▸ Problem statement: Apart from the pictures, every line below is to be set down exactly.

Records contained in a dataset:
=== Begin Enclosure ===
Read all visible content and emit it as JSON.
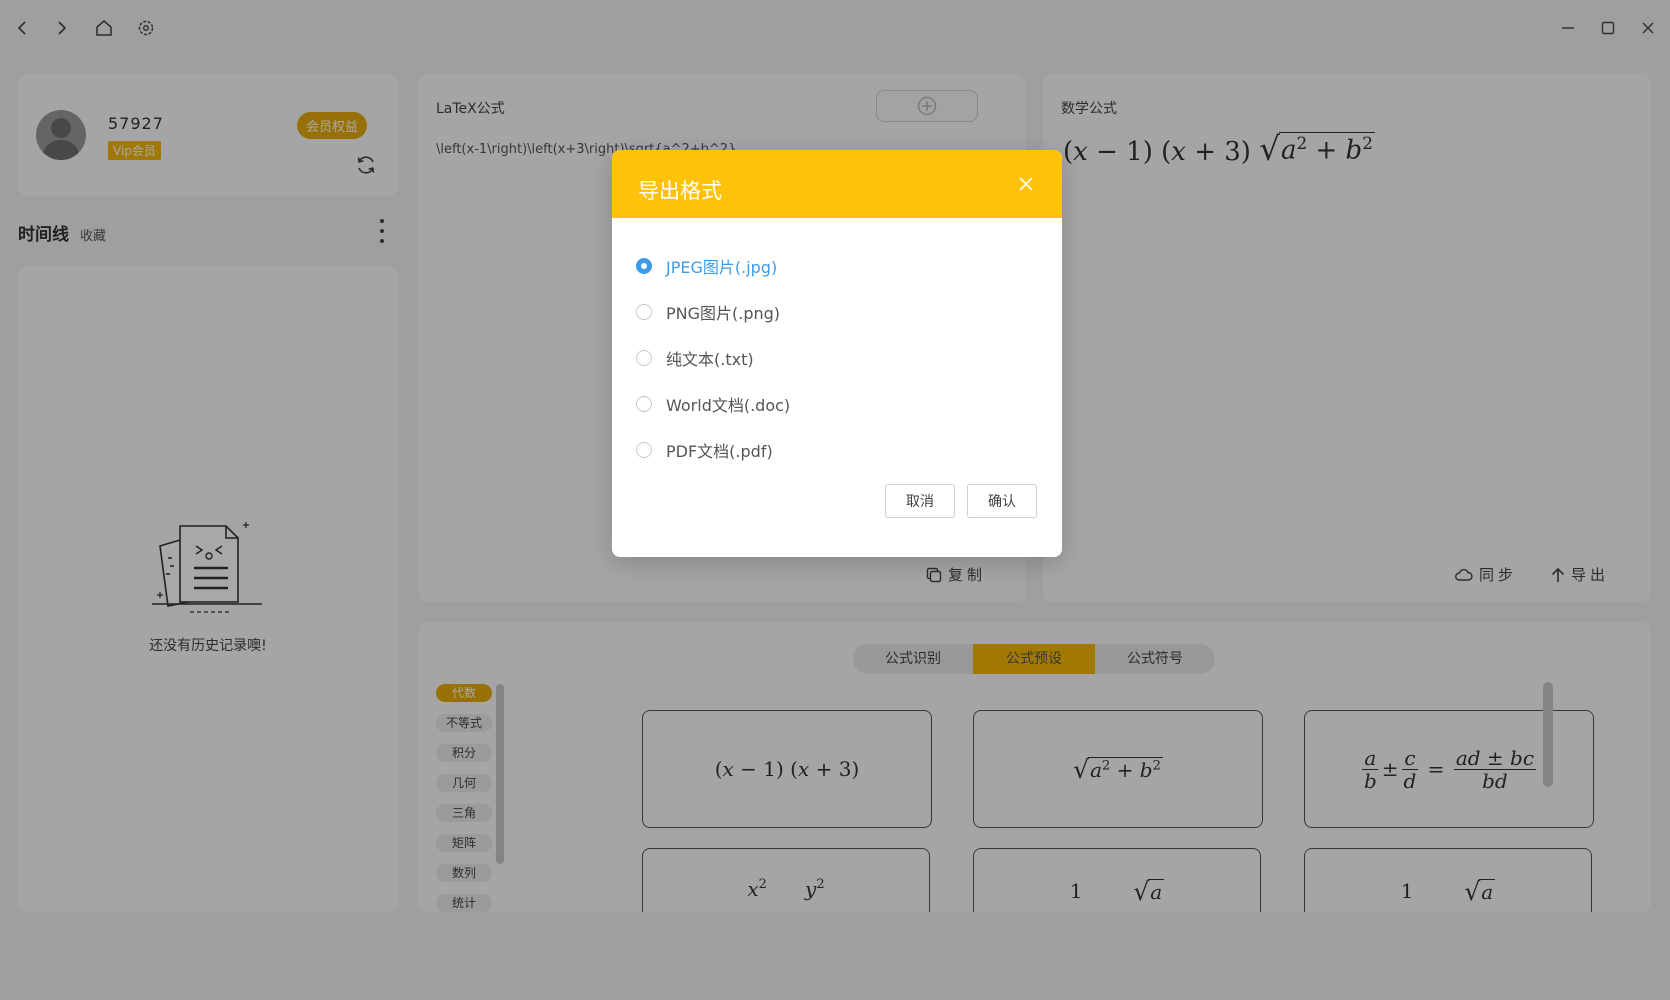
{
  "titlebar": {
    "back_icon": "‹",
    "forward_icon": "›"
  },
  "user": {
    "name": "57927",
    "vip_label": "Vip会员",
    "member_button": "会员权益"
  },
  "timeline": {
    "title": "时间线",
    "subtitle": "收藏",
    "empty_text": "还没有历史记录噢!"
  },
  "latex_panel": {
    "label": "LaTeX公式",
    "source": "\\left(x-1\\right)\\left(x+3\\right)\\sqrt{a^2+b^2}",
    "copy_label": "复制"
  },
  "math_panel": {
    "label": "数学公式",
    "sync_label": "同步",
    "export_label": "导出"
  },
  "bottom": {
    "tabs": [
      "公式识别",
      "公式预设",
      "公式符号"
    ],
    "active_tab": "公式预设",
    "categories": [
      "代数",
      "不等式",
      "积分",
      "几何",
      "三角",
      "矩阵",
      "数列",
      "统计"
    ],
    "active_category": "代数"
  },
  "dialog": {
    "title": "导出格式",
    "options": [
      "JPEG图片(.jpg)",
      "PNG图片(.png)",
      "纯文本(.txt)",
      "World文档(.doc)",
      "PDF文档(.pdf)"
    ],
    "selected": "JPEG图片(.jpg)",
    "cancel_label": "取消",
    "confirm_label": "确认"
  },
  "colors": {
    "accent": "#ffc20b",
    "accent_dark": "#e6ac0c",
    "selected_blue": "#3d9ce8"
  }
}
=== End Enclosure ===
▸ Task result:
Read all visible content and emit it as JSON.
{
  "titlebar": {
    "back_icon": "‹",
    "forward_icon": "›"
  },
  "user": {
    "name": "57927",
    "vip_label": "Vip会员",
    "member_button": "会员权益"
  },
  "timeline": {
    "title": "时间线",
    "subtitle": "收藏",
    "empty_text": "还没有历史记录噢!"
  },
  "latex_panel": {
    "label": "LaTeX公式",
    "source": "\\left(x-1\\right)\\left(x+3\\right)\\sqrt{a^2+b^2}",
    "copy_label": "复制"
  },
  "math_panel": {
    "label": "数学公式",
    "sync_label": "同步",
    "export_label": "导出"
  },
  "bottom": {
    "tabs": [
      "公式识别",
      "公式预设",
      "公式符号"
    ],
    "active_tab": "公式预设",
    "categories": [
      "代数",
      "不等式",
      "积分",
      "几何",
      "三角",
      "矩阵",
      "数列",
      "统计"
    ],
    "active_category": "代数"
  },
  "dialog": {
    "title": "导出格式",
    "options": [
      "JPEG图片(.jpg)",
      "PNG图片(.png)",
      "纯文本(.txt)",
      "World文档(.doc)",
      "PDF文档(.pdf)"
    ],
    "selected": "JPEG图片(.jpg)",
    "cancel_label": "取消",
    "confirm_label": "确认"
  },
  "colors": {
    "accent": "#ffc20b",
    "accent_dark": "#e6ac0c",
    "selected_blue": "#3d9ce8"
  }
}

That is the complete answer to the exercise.